>>>>>

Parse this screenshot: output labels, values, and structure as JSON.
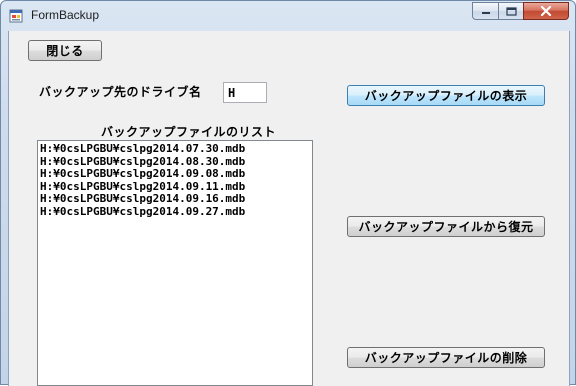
{
  "window": {
    "title": "FormBackup",
    "controls": {
      "minimize_icon": "minimize-icon",
      "maximize_icon": "maximize-icon",
      "close_icon": "close-icon"
    }
  },
  "form": {
    "close_button": "閉じる",
    "drive_label": "バックアップ先のドライブ名",
    "drive_value": "H",
    "list_label": "バックアップファイルのリスト",
    "files": [
      "H:¥0csLPGBU¥cslpg2014.07.30.mdb",
      "H:¥0csLPGBU¥cslpg2014.08.30.mdb",
      "H:¥0csLPGBU¥cslpg2014.09.08.mdb",
      "H:¥0csLPGBU¥cslpg2014.09.11.mdb",
      "H:¥0csLPGBU¥cslpg2014.09.16.mdb",
      "H:¥0csLPGBU¥cslpg2014.09.27.mdb"
    ],
    "show_button": "バックアップファイルの表示",
    "restore_button": "バックアップファイルから復元",
    "delete_button": "バックアップファイルの削除"
  },
  "colors": {
    "title_bg": "#cfdcec",
    "client_bg": "#f0f0f0",
    "close_button_red": "#c14a32",
    "focus_border": "#3c7fb1"
  }
}
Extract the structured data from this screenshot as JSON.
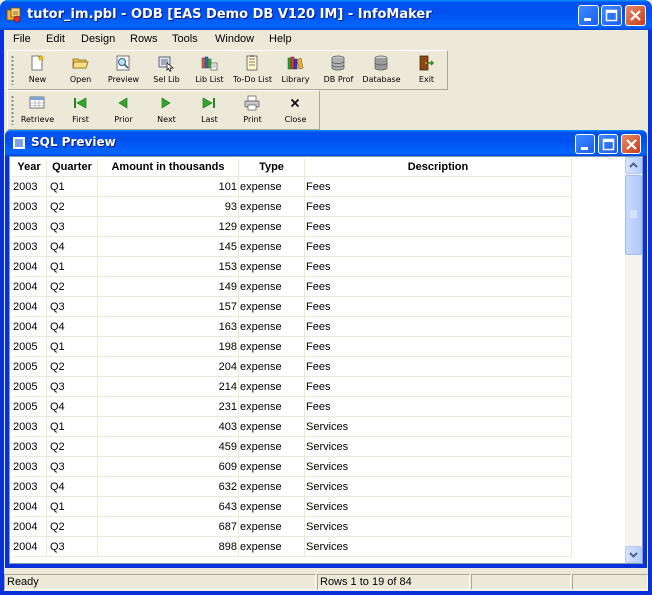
{
  "app": {
    "title": "tutor_im.pbl - ODB [EAS Demo DB V120 IM] - InfoMaker"
  },
  "menu": [
    "File",
    "Edit",
    "Design",
    "Rows",
    "Tools",
    "Window",
    "Help"
  ],
  "toolbar1": [
    {
      "label": "New",
      "icon": "new-icon"
    },
    {
      "label": "Open",
      "icon": "open-folder-icon"
    },
    {
      "label": "Preview",
      "icon": "preview-icon"
    },
    {
      "label": "Sel Lib",
      "icon": "select-library-icon"
    },
    {
      "label": "Lib List",
      "icon": "library-list-icon"
    },
    {
      "label": "To-Do List",
      "icon": "todo-list-icon"
    },
    {
      "label": "Library",
      "icon": "library-icon"
    },
    {
      "label": "DB Prof",
      "icon": "db-profile-icon"
    },
    {
      "label": "Database",
      "icon": "database-icon"
    },
    {
      "label": "Exit",
      "icon": "exit-door-icon"
    }
  ],
  "toolbar2": [
    {
      "label": "Retrieve",
      "icon": "retrieve-icon"
    },
    {
      "label": "First",
      "icon": "first-arrow-icon"
    },
    {
      "label": "Prior",
      "icon": "prior-arrow-icon"
    },
    {
      "label": "Next",
      "icon": "next-arrow-icon"
    },
    {
      "label": "Last",
      "icon": "last-arrow-icon"
    },
    {
      "label": "Print",
      "icon": "printer-icon"
    },
    {
      "label": "Close",
      "icon": "close-x-icon"
    }
  ],
  "child": {
    "title": "SQL Preview"
  },
  "grid": {
    "headers": [
      "Year",
      "Quarter",
      "Amount in thousands",
      "Type",
      "Description"
    ],
    "rows": [
      [
        "2003",
        "Q1",
        "101",
        "expense",
        "Fees"
      ],
      [
        "2003",
        "Q2",
        "93",
        "expense",
        "Fees"
      ],
      [
        "2003",
        "Q3",
        "129",
        "expense",
        "Fees"
      ],
      [
        "2003",
        "Q4",
        "145",
        "expense",
        "Fees"
      ],
      [
        "2004",
        "Q1",
        "153",
        "expense",
        "Fees"
      ],
      [
        "2004",
        "Q2",
        "149",
        "expense",
        "Fees"
      ],
      [
        "2004",
        "Q3",
        "157",
        "expense",
        "Fees"
      ],
      [
        "2004",
        "Q4",
        "163",
        "expense",
        "Fees"
      ],
      [
        "2005",
        "Q1",
        "198",
        "expense",
        "Fees"
      ],
      [
        "2005",
        "Q2",
        "204",
        "expense",
        "Fees"
      ],
      [
        "2005",
        "Q3",
        "214",
        "expense",
        "Fees"
      ],
      [
        "2005",
        "Q4",
        "231",
        "expense",
        "Fees"
      ],
      [
        "2003",
        "Q1",
        "403",
        "expense",
        "Services"
      ],
      [
        "2003",
        "Q2",
        "459",
        "expense",
        "Services"
      ],
      [
        "2003",
        "Q3",
        "609",
        "expense",
        "Services"
      ],
      [
        "2003",
        "Q4",
        "632",
        "expense",
        "Services"
      ],
      [
        "2004",
        "Q1",
        "643",
        "expense",
        "Services"
      ],
      [
        "2004",
        "Q2",
        "687",
        "expense",
        "Services"
      ],
      [
        "2004",
        "Q3",
        "898",
        "expense",
        "Services"
      ]
    ]
  },
  "status": {
    "ready": "Ready",
    "rows": "Rows 1 to 19 of 84",
    "pane3": "",
    "pane4": ""
  },
  "colors": {
    "titlebar": "#0054E3",
    "window_bg": "#ECE9D8",
    "close_button": "#C83D17"
  }
}
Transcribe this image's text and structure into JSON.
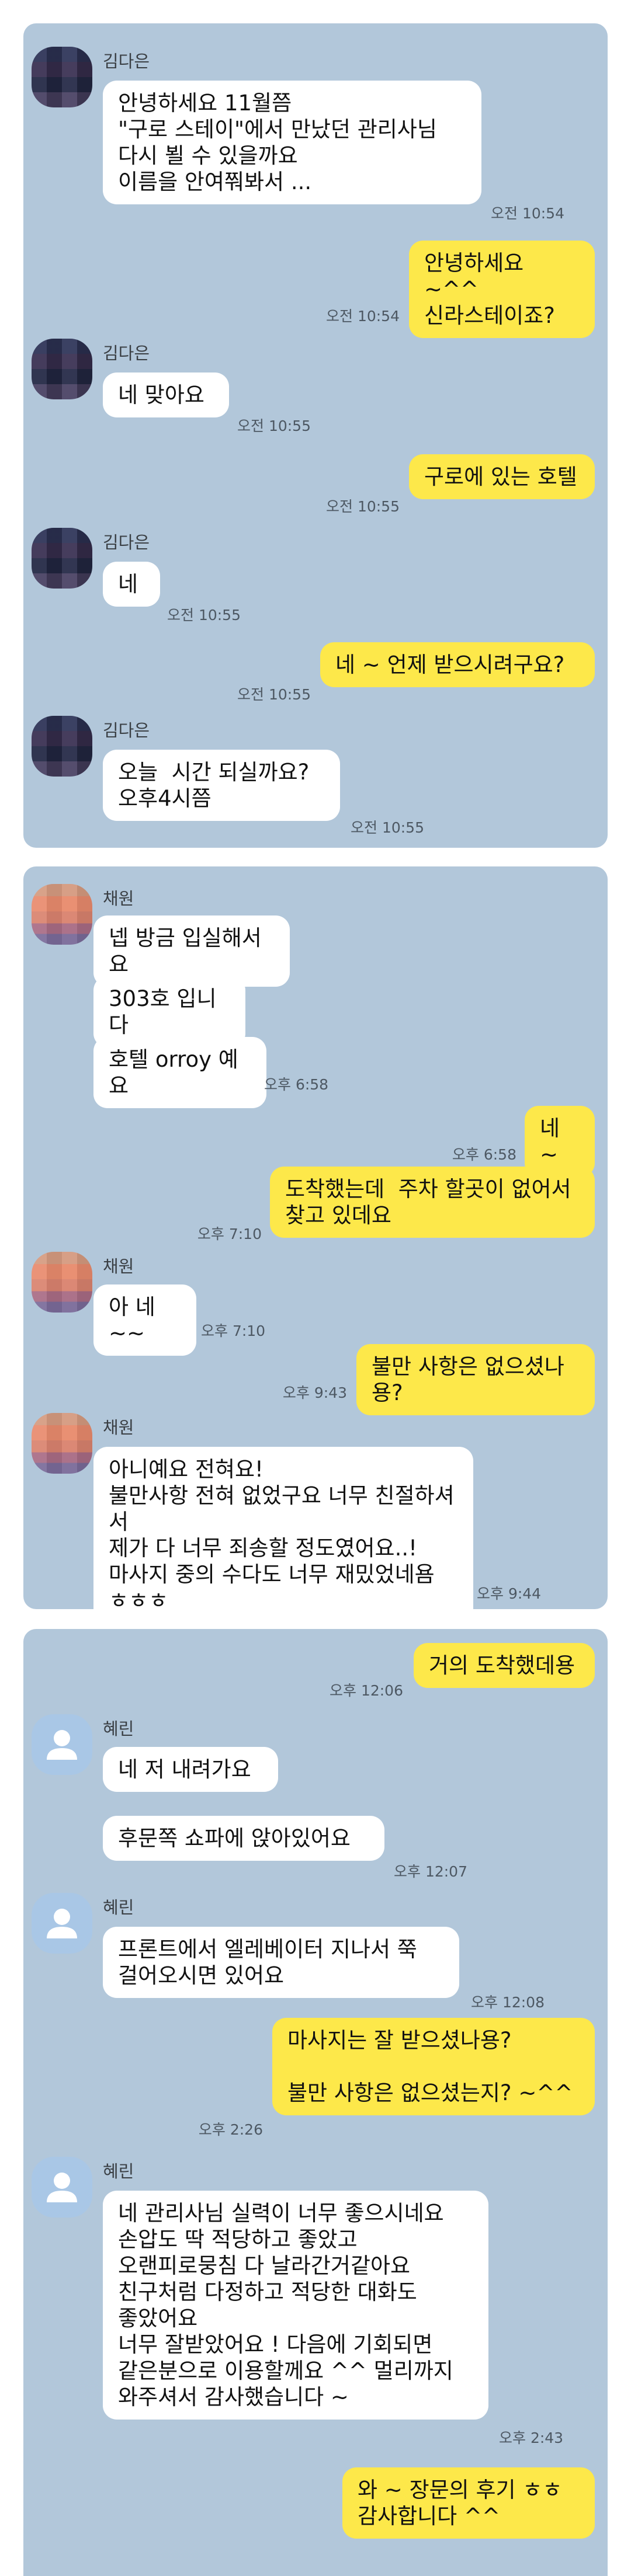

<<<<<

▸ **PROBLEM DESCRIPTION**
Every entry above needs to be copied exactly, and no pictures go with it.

▸ **WRITTEN ANSWER**
Parse this screenshot: output labels, values, and structure as JSON.
{
  "window": {
    "title": "FormBackup",
    "controls": {
      "minimize_icon": "minimize-icon",
      "maximize_icon": "maximize-icon",
      "close_icon": "close-icon"
    }
  },
  "form": {
    "close_button": "閉じる",
    "drive_label": "バックアップ先のドライブ名",
    "drive_value": "H",
    "list_label": "バックアップファイルのリスト",
    "files": [
      "H:¥0csLPGBU¥cslpg2014.07.30.mdb",
      "H:¥0csLPGBU¥cslpg2014.08.30.mdb",
      "H:¥0csLPGBU¥cslpg2014.09.08.mdb",
      "H:¥0csLPGBU¥cslpg2014.09.11.mdb",
      "H:¥0csLPGBU¥cslpg2014.09.16.mdb",
      "H:¥0csLPGBU¥cslpg2014.09.27.mdb"
    ],
    "show_button": "バックアップファイルの表示",
    "restore_button": "バックアップファイルから復元",
    "delete_button": "バックアップファイルの削除"
  },
  "colors": {
    "title_bg": "#cfdcec",
    "client_bg": "#f0f0f0",
    "close_button_red": "#c14a32",
    "focus_border": "#3c7fb1"
  }
}
Extract the structured data from this screenshot as JSON.
{
  "app": {
    "title": "tutor_im.pbl - ODB [EAS Demo DB V120 IM] - InfoMaker"
  },
  "menu": [
    "File",
    "Edit",
    "Design",
    "Rows",
    "Tools",
    "Window",
    "Help"
  ],
  "toolbar1": [
    {
      "label": "New",
      "icon": "new-icon"
    },
    {
      "label": "Open",
      "icon": "open-folder-icon"
    },
    {
      "label": "Preview",
      "icon": "preview-icon"
    },
    {
      "label": "Sel Lib",
      "icon": "select-library-icon"
    },
    {
      "label": "Lib List",
      "icon": "library-list-icon"
    },
    {
      "label": "To-Do List",
      "icon": "todo-list-icon"
    },
    {
      "label": "Library",
      "icon": "library-icon"
    },
    {
      "label": "DB Prof",
      "icon": "db-profile-icon"
    },
    {
      "label": "Database",
      "icon": "database-icon"
    },
    {
      "label": "Exit",
      "icon": "exit-door-icon"
    }
  ],
  "toolbar2": [
    {
      "label": "Retrieve",
      "icon": "retrieve-icon"
    },
    {
      "label": "First",
      "icon": "first-arrow-icon"
    },
    {
      "label": "Prior",
      "icon": "prior-arrow-icon"
    },
    {
      "label": "Next",
      "icon": "next-arrow-icon"
    },
    {
      "label": "Last",
      "icon": "last-arrow-icon"
    },
    {
      "label": "Print",
      "icon": "printer-icon"
    },
    {
      "label": "Close",
      "icon": "close-x-icon"
    }
  ],
  "child": {
    "title": "SQL Preview"
  },
  "grid": {
    "headers": [
      "Year",
      "Quarter",
      "Amount in thousands",
      "Type",
      "Description"
    ],
    "rows": [
      [
        "2003",
        "Q1",
        "101",
        "expense",
        "Fees"
      ],
      [
        "2003",
        "Q2",
        "93",
        "expense",
        "Fees"
      ],
      [
        "2003",
        "Q3",
        "129",
        "expense",
        "Fees"
      ],
      [
        "2003",
        "Q4",
        "145",
        "expense",
        "Fees"
      ],
      [
        "2004",
        "Q1",
        "153",
        "expense",
        "Fees"
      ],
      [
        "2004",
        "Q2",
        "149",
        "expense",
        "Fees"
      ],
      [
        "2004",
        "Q3",
        "157",
        "expense",
        "Fees"
      ],
      [
        "2004",
        "Q4",
        "163",
        "expense",
        "Fees"
      ],
      [
        "2005",
        "Q1",
        "198",
        "expense",
        "Fees"
      ],
      [
        "2005",
        "Q2",
        "204",
        "expense",
        "Fees"
      ],
      [
        "2005",
        "Q3",
        "214",
        "expense",
        "Fees"
      ],
      [
        "2005",
        "Q4",
        "231",
        "expense",
        "Fees"
      ],
      [
        "2003",
        "Q1",
        "403",
        "expense",
        "Services"
      ],
      [
        "2003",
        "Q2",
        "459",
        "expense",
        "Services"
      ],
      [
        "2003",
        "Q3",
        "609",
        "expense",
        "Services"
      ],
      [
        "2003",
        "Q4",
        "632",
        "expense",
        "Services"
      ],
      [
        "2004",
        "Q1",
        "643",
        "expense",
        "Services"
      ],
      [
        "2004",
        "Q2",
        "687",
        "expense",
        "Services"
      ],
      [
        "2004",
        "Q3",
        "898",
        "expense",
        "Services"
      ]
    ]
  },
  "status": {
    "ready": "Ready",
    "rows": "Rows 1 to 19 of 84",
    "pane3": "",
    "pane4": ""
  },
  "colors": {
    "titlebar": "#0054E3",
    "window_bg": "#ECE9D8",
    "close_button": "#C83D17"
  }
}
Transcribe this image's text and structure into JSON.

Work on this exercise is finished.